Nutrition Access Report

This article was originally published in September 2021

Some of PCC’s community partnerships are clearly visible when loads of fresh asparagus, berries and other seasonal crops from local farmers arrive at our partner food banks. Other key links, though, are behind the scenes.

At a virtual “meet and greet” with PCC board members, we’re looking forward to showcasing an invaluable partner. Join us Oct. 18 to hear from Harvest Against Hunger, a nonprofit agency whose administrative and practical supports help this farm-to-food-bank program succeed.

Originally founded in 1982 as Operation First Harvest (later Rotary First Harvest), the nonprofit began by encouraging backyard gardeners to grow extra produce for organizations that fed hungry people. Today it fights both hunger and food waste, connecting farmers, transportation providers, produce packers, volunteers and hunger relief agencies.

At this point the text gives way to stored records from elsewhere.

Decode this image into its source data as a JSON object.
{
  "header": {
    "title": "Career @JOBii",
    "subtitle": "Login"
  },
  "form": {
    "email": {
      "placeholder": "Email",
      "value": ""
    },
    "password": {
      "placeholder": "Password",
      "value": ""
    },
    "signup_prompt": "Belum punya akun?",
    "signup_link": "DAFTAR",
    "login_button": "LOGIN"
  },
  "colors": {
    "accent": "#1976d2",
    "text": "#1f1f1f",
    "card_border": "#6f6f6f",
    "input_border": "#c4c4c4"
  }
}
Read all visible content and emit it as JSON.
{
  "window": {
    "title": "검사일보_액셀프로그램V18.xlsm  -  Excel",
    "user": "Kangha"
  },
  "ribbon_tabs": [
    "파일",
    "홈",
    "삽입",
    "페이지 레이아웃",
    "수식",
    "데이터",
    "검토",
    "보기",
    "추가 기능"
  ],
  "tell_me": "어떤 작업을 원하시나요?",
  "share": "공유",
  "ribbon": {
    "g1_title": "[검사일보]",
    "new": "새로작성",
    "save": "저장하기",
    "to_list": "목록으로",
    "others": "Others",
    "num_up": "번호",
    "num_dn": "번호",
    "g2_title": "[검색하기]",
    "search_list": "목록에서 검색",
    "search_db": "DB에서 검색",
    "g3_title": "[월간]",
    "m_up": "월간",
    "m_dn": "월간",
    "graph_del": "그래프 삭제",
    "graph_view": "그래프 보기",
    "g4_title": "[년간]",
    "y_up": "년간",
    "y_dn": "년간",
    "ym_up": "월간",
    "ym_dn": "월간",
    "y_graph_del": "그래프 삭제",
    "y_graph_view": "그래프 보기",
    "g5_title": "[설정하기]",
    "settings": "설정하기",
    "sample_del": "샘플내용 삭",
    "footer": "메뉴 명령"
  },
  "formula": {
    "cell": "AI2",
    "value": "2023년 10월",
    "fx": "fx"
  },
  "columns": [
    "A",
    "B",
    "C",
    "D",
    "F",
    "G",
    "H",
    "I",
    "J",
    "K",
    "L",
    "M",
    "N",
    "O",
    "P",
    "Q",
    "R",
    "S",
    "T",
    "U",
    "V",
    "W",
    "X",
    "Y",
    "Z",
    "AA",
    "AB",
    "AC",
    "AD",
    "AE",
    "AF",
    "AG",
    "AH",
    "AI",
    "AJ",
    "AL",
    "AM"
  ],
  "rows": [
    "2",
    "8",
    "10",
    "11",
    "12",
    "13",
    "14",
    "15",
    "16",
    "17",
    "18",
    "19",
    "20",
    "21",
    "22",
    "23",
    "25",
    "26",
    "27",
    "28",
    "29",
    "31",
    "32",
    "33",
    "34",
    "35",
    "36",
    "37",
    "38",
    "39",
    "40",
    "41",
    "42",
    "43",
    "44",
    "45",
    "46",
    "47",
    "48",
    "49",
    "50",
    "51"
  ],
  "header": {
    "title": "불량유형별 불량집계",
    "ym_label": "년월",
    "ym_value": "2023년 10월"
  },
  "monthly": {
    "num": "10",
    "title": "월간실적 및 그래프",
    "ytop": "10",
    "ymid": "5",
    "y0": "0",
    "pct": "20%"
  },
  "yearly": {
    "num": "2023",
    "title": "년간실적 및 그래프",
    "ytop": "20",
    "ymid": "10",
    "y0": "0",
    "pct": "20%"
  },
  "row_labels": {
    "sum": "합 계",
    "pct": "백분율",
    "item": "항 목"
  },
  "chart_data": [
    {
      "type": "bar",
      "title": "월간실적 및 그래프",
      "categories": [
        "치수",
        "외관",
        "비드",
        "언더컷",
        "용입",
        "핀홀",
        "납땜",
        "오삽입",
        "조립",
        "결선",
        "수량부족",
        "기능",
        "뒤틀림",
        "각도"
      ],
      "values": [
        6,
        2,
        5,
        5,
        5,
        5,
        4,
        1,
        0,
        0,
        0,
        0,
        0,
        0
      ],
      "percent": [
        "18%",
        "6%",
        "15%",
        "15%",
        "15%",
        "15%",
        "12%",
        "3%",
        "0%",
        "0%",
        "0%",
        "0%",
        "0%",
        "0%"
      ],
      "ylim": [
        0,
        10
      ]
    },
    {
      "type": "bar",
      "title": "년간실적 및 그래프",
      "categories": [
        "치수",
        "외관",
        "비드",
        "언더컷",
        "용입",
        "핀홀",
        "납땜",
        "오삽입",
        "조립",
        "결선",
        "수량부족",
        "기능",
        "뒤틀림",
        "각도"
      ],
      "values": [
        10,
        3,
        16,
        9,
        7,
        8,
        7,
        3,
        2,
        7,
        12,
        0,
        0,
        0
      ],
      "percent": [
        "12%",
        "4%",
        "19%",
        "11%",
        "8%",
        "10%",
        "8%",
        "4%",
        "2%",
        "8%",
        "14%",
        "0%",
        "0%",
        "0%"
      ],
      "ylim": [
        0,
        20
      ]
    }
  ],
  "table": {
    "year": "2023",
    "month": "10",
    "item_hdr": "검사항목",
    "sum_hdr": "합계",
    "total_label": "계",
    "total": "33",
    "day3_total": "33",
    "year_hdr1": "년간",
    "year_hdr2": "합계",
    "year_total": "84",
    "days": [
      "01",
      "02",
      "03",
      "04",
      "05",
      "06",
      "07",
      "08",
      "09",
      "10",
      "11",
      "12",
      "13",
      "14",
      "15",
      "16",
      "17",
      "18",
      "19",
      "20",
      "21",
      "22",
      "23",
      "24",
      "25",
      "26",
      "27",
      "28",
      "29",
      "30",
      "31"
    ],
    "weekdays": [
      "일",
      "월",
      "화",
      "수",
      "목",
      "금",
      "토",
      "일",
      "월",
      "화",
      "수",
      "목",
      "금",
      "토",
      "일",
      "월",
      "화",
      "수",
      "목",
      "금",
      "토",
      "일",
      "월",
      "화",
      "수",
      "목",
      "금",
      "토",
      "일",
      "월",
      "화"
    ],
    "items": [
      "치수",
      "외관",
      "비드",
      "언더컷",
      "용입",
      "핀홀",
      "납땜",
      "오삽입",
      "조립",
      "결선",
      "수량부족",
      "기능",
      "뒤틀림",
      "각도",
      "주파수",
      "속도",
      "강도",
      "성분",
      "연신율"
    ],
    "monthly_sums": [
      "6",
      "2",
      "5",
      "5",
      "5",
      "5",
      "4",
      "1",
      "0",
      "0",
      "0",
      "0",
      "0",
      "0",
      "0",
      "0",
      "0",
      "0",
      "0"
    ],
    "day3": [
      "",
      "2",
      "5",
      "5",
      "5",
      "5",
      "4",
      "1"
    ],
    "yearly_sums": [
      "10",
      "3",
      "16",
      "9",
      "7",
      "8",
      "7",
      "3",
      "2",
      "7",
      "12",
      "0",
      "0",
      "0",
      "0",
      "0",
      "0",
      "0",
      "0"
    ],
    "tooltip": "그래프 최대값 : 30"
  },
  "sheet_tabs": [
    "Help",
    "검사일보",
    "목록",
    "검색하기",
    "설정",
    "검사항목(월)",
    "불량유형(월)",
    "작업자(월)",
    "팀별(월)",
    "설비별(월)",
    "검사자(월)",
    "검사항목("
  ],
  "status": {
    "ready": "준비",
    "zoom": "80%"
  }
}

The PCC partnership began last year during the disruptions of the COVID-19 pandemic, when demand was rising at area food banks while farmers were unable to sell produce at farmers markets or to their usual restaurant customers. Seattle Neighborhood Farmers Markets, with funds from PCC’s member-supported food bank program, bought produce from farmers for member food banks. The program supported 15 food banks and 14 Washington farms and continues to grow.

Harvest Against Hunger had a well-established structure in place connecting farmers to food banks. It was already experienced at working with county and city agencies, and was able to manage contracts, handle delivery problems, and oversee other essential practical work. It added new tools to ensure equity, considering issues from the diverse backgrounds of partner farmers to the nutritional density of the foods.

“They understand the food bank, they understand the farmers’ needs, they understand what is needed in the middle to provide support on both sides,” said Rachel Tefft, PCC’s community nutrition program manager.

To learn more, RSVP for the virtual board meet and greet here.

Also in this issue

News Bites

Dairy-free delivery • Dropping dicamba plans • Language and biodiversity • Rising avocado demand • Pioneering farmer dies • Mechanical pollination • Salmonella outbreak report • Farmworker dangers • Butterfly conservation • Fossil fuel divestment • Organic Center calculator • Chemicals in cosmetics • Pongamia tree oil • Wine and yeast • Manatee deaths • Functional food sales

Reclaiming land by growing Native foods

Victoria Plumage’s goal: Growing native plants to make them more accessible to Native people living in Seattle. “It’s about food, and our traditional medicines—about so many things that people don’t realize are connected to plants.”

Sustainable living with The Zero-Waste Chef

Anne-Marie Bonneau, “The Zero-Waste Chef,” has practical advice and lots of inspiration for reducing plastic and food waste. Check out her tips and a classic zero-waste recipe.